'Ne mandulu raasistanu, aa mandulu vaadandi, taggipotundi
,' Dr. Ramanaidu, who plays a doctor in his cameo in Mugguru, solemnly reassures the other actors in the scene.
Ramanaidu isn't too far off the mark - he is
just what the doctor ordered for quite a few of Mugguru's cast. Navdeep, at least, sure needed a Suresh Productions movie, however mediocre-budgeted, to salvage a cripplingly stagnant career.
Mugguru is a lot like a typical Allari Naresh movie, featuring a bunch of friends conning their way through life.
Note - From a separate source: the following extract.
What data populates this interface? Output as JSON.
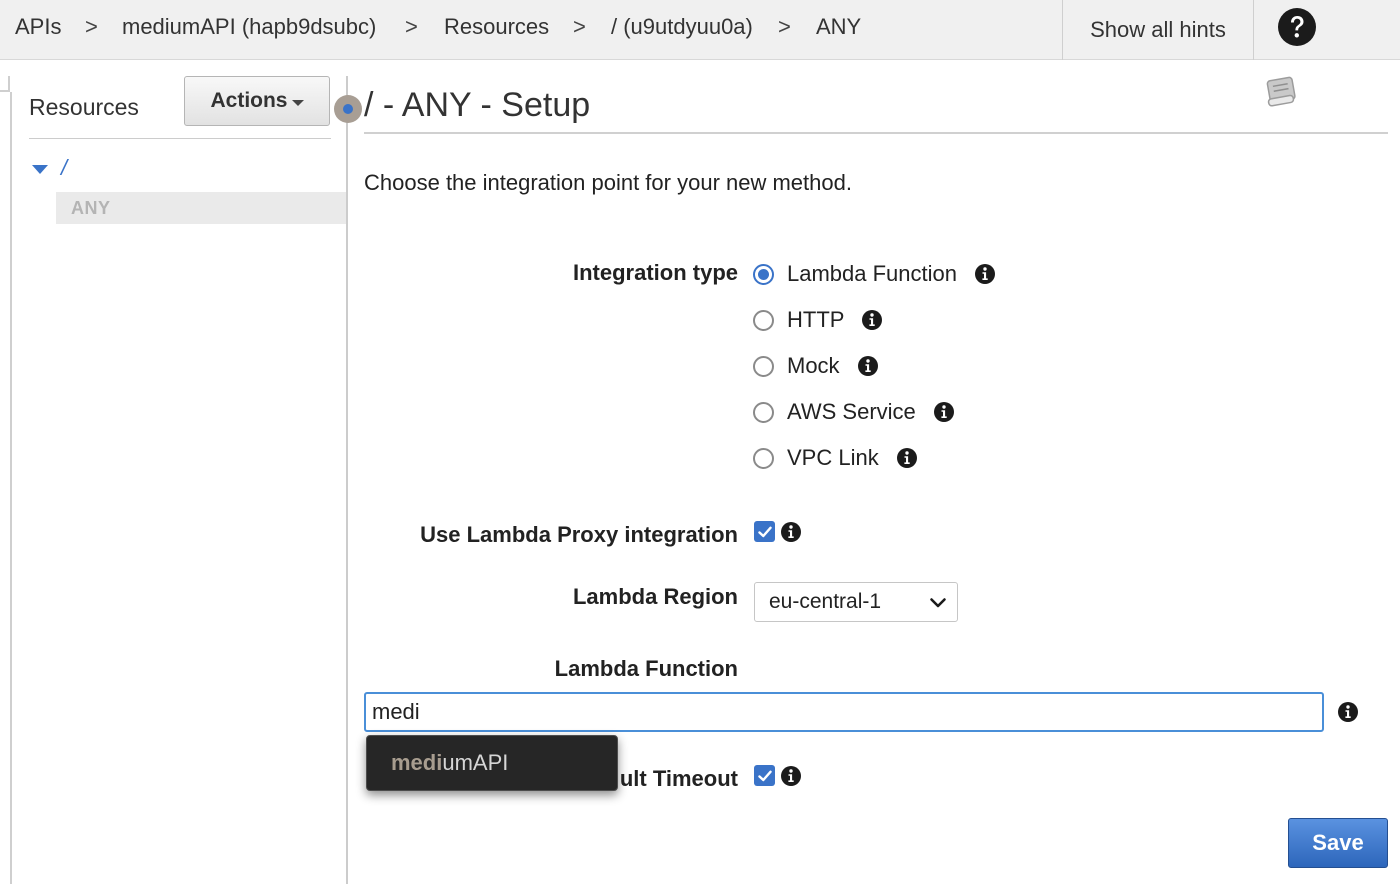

It doesn't match up to the sheer wit of an Allari Naresh flick, but it's on its way there.
Navdeep (whose talent, good looks, and on-screen enthusiasm never seem to explain why he didn't make it big in Telugu cinema), Avasarala Srinivas (who's a few films old but definitely deserving of good comedy projects) and Rahul (who still has a problem with his diction but shows promise) play 3 wastrels who have no education, no ethics, no jobs, and no qualms about their collective aim in life - to get super-rich quick.
They bluff their way into the heart of millionaire JP (Ahuti Prasad), who now wants to give them high-paying jobs in his Malaysian firm and also get his 3 staggeringly stupid daughters married to them.
JP has an employee (Ali) who himself is vying for the son-in-law post, and who, when he has to welcome the trio in Malaysia, is shocked at the kind of tramps they really are. JP thinks they are gold, though.
There are no two ways to say this - Mugguru's plot is atrociously hare-brained. The plot flows just because the script-writers make
it, and doesn't have any logic backing it. The heroines are painfully stupid, and their romances even more so.
Moreover, the 3 leading characters never seem to undergo any sort of real redemption, leaving no room for emotional warmth towards the story (as opposed to an Allari Naresh theme, which usually features "slapstick emotion" that swings between black and white).
However, there are some well-done comedy scenes, and the cast is good. There are also some scenes that have been well-conceptualized, visually. In addition, the dialogues are quite funny, reflecting a very "common man" kind of humour.
The humour is a little sleazy in places (and we don't know how the middle finger keeps getting past the censors these days) but there's rarely an empty, laugh-less sequence.
The boys don't really need an Ali or a Brahmanandam to breathe life into their scenes. Navdeep is quite good - he lives
his part, and is extremely savvy with his lines. Srinivas and Rahul end up merely as props to Navdeep, with Rahul being given the least screen-space. Srinivas, though, deserves more flicks.
Then, there's Ramesh (who is famous as the drunkard from the Ala Modalaindi
wedding sequence), who holds great promise. Ahuti Prasad, Ali and Brahmanandam do their usual thing.
The women, however, are in this for the skin show. They have terrible lip-sync, and some of them aren't even mouthing their lines in Telugu. Reema Sen looks extremely jaded.
Koti's music is as mindless as the movie is - no real tunes there. The title sequence, with Mano singing
the credits as
they appear, is completely weird.
The film's overall budget seems to have been low, but that doesn't hurt the movie. In fact, where the set design demands simplicity, like on Vizag's streets, the trio's bachelor pad, or in the village wedding sequence, the film is bang on.
Mugguru deserves a chance, but only if you've run out of movie options. And only if there are no kids or grandparents around.